## Directions for this task
Across these entries, report how many lines include the string "badge", with nothing but the number.

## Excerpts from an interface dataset
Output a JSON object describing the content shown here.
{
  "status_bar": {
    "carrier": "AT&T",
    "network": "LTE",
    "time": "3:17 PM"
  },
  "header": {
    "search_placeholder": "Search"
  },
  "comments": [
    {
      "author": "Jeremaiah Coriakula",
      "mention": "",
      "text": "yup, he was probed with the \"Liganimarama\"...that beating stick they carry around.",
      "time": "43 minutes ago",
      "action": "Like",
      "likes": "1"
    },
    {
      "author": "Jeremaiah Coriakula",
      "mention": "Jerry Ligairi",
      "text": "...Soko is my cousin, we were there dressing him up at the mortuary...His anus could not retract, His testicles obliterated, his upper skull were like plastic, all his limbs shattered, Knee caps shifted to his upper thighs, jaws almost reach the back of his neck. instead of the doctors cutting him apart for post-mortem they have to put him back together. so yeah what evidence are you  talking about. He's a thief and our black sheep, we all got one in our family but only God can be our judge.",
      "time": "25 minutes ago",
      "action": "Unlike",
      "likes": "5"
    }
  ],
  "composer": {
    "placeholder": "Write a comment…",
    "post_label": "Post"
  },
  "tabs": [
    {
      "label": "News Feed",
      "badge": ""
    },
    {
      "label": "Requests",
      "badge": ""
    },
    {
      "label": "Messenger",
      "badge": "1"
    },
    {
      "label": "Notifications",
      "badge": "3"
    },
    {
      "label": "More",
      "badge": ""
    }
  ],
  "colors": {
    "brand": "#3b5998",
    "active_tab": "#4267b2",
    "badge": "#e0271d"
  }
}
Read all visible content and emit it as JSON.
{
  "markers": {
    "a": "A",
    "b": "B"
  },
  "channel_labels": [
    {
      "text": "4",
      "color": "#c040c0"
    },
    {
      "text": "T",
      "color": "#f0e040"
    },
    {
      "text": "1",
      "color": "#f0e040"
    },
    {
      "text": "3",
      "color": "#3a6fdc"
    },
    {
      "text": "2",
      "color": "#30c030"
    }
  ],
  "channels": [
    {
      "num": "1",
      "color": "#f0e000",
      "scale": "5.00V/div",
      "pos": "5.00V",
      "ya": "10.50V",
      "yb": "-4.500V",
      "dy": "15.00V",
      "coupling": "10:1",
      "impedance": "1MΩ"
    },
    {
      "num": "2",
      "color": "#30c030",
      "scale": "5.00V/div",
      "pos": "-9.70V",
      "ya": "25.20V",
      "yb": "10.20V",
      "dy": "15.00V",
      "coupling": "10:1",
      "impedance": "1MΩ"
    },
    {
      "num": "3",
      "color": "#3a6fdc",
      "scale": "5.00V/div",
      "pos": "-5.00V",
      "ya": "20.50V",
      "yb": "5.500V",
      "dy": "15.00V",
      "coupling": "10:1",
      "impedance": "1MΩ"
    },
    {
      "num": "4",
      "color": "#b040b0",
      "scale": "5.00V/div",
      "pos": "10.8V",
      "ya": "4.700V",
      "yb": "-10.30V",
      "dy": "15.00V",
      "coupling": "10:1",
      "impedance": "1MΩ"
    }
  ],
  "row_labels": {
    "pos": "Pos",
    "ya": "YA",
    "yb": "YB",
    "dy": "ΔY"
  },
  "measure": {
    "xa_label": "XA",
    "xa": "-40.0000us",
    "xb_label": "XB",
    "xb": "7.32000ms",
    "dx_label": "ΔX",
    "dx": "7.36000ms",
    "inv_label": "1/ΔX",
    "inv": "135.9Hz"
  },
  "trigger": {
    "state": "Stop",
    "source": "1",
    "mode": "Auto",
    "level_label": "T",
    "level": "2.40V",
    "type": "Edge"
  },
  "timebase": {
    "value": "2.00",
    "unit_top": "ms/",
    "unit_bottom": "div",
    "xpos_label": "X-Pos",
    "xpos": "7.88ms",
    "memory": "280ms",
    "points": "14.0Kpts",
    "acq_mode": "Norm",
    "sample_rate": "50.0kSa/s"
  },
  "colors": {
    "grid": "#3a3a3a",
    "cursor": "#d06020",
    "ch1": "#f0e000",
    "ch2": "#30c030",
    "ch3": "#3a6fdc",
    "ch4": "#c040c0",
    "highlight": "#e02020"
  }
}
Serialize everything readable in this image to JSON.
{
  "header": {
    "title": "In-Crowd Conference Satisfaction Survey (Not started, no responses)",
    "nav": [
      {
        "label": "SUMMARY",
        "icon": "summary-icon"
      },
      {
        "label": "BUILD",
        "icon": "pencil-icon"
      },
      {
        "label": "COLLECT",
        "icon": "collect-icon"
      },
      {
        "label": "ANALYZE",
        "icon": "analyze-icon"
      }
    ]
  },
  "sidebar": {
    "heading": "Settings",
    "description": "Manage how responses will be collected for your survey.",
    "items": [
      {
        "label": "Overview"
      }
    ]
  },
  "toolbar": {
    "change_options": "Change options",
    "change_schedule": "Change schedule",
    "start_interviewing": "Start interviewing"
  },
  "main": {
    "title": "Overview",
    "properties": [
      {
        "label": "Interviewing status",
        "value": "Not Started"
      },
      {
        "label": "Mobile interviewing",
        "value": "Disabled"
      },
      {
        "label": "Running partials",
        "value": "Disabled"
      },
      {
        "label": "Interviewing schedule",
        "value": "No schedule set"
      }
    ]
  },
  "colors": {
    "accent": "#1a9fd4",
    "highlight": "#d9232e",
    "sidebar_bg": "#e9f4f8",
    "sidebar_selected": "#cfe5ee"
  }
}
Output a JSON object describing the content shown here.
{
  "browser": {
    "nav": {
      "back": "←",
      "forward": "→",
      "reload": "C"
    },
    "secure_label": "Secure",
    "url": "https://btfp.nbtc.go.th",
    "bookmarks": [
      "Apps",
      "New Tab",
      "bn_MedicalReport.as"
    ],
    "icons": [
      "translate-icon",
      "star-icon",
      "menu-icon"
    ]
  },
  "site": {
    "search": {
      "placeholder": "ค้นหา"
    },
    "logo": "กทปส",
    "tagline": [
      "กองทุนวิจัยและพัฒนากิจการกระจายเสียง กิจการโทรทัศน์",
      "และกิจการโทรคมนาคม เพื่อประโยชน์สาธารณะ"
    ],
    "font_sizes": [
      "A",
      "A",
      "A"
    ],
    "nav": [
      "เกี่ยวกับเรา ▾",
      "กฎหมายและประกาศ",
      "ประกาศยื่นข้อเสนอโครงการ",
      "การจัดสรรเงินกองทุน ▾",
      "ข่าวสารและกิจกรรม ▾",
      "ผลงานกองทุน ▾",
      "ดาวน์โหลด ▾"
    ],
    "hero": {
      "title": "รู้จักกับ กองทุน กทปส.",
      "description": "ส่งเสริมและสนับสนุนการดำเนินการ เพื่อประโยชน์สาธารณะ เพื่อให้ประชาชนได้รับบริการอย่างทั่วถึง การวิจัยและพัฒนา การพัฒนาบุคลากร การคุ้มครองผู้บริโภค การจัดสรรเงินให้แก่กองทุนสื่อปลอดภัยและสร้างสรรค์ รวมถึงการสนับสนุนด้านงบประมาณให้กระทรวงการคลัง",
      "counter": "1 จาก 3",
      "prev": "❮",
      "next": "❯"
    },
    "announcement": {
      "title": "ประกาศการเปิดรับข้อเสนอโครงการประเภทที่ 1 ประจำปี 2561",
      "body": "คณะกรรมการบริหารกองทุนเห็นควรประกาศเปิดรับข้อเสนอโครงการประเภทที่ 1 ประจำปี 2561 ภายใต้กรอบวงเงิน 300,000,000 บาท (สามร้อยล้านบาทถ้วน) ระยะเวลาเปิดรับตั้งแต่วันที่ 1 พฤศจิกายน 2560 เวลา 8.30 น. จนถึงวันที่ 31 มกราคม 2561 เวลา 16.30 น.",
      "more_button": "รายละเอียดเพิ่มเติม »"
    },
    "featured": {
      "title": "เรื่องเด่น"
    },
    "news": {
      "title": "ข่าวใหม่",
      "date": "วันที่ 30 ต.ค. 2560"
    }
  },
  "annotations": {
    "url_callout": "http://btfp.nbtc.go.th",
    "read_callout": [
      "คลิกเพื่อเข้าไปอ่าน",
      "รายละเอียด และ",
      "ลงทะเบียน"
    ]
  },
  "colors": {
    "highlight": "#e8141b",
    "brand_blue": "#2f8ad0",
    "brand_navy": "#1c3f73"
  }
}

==

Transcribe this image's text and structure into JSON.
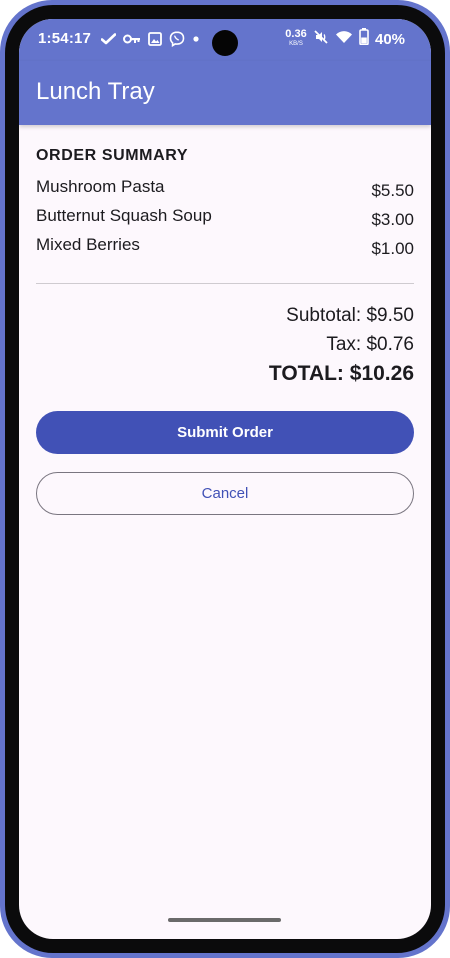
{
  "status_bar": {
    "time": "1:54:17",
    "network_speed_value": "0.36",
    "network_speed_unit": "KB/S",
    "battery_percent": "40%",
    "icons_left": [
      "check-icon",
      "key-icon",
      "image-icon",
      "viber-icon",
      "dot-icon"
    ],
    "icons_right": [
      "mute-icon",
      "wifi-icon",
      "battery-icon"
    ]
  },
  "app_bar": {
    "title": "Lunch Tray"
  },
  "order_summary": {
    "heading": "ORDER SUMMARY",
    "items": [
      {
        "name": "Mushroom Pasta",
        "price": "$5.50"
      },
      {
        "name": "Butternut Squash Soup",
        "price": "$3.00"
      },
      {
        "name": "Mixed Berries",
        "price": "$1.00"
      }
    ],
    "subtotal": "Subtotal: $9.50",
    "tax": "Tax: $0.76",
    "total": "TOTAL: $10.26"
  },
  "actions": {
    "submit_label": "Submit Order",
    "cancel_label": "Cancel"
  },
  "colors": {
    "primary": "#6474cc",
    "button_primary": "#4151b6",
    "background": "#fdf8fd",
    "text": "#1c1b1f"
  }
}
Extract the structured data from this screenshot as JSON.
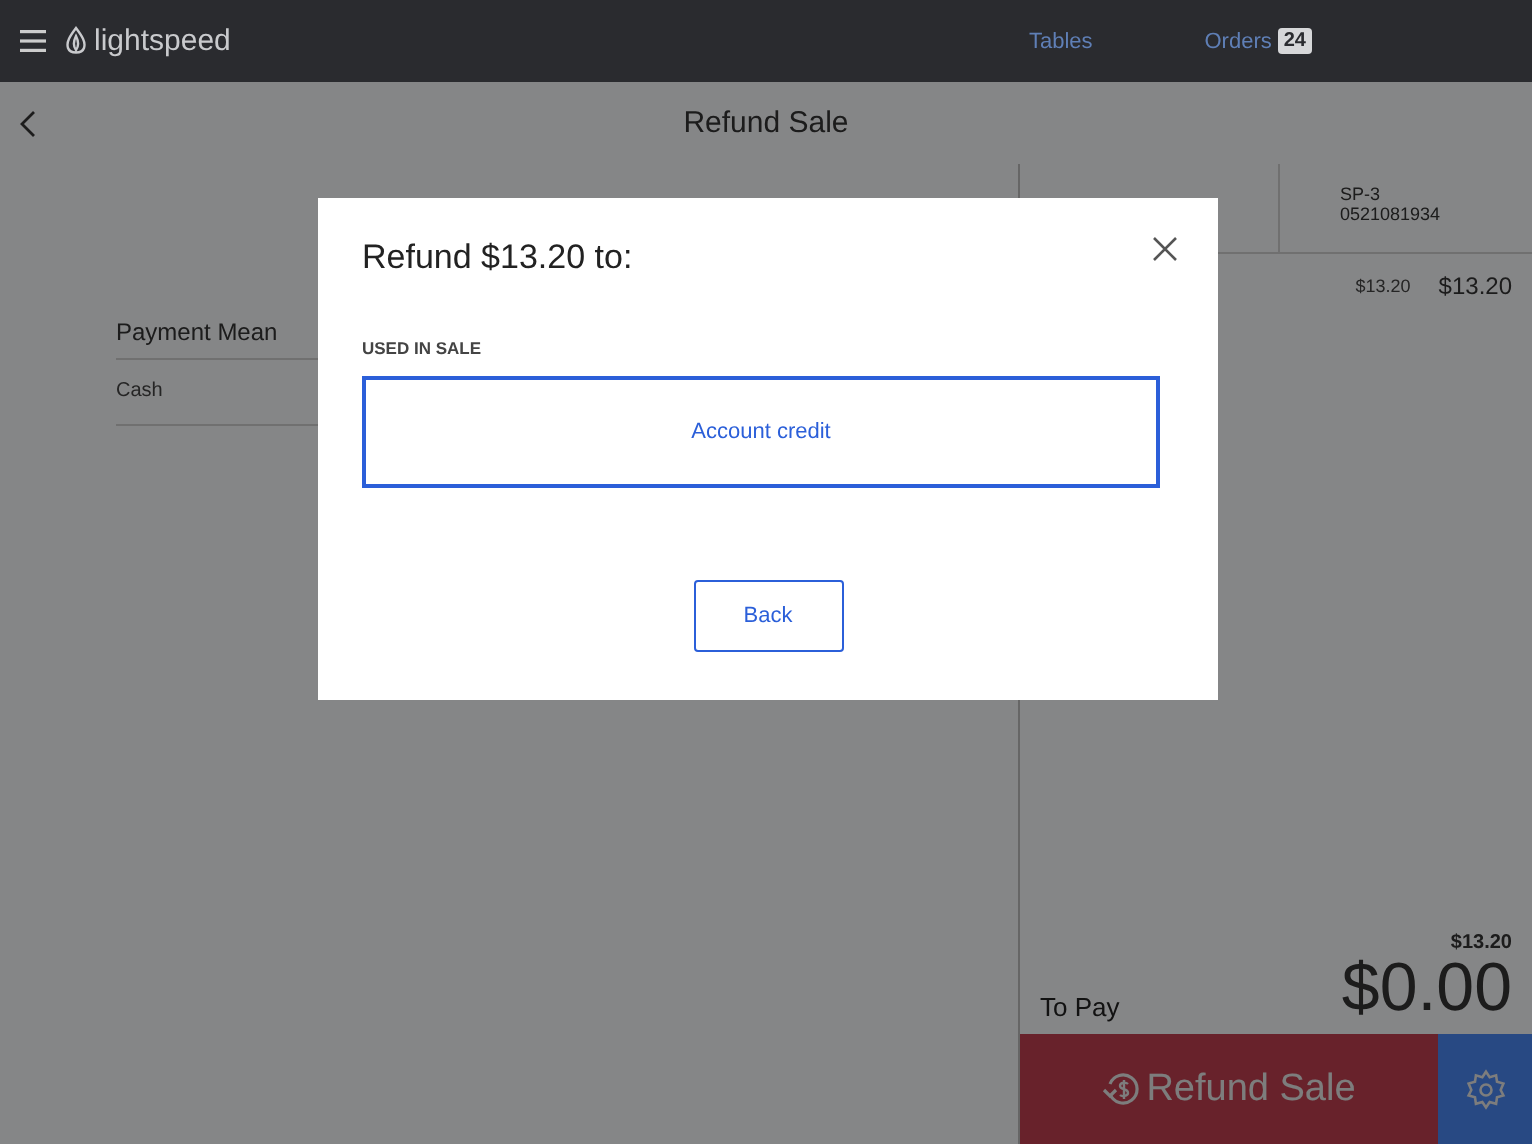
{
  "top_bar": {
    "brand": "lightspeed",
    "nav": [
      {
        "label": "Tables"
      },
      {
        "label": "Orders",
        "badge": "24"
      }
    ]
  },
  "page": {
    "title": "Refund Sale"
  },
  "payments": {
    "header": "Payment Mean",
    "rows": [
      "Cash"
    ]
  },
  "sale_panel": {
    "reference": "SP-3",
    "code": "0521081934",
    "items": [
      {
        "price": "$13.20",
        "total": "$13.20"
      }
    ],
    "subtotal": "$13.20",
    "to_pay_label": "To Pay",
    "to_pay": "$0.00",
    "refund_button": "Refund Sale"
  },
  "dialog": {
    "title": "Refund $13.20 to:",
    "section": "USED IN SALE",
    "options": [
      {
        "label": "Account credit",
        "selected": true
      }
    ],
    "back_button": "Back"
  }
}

## Answer section
7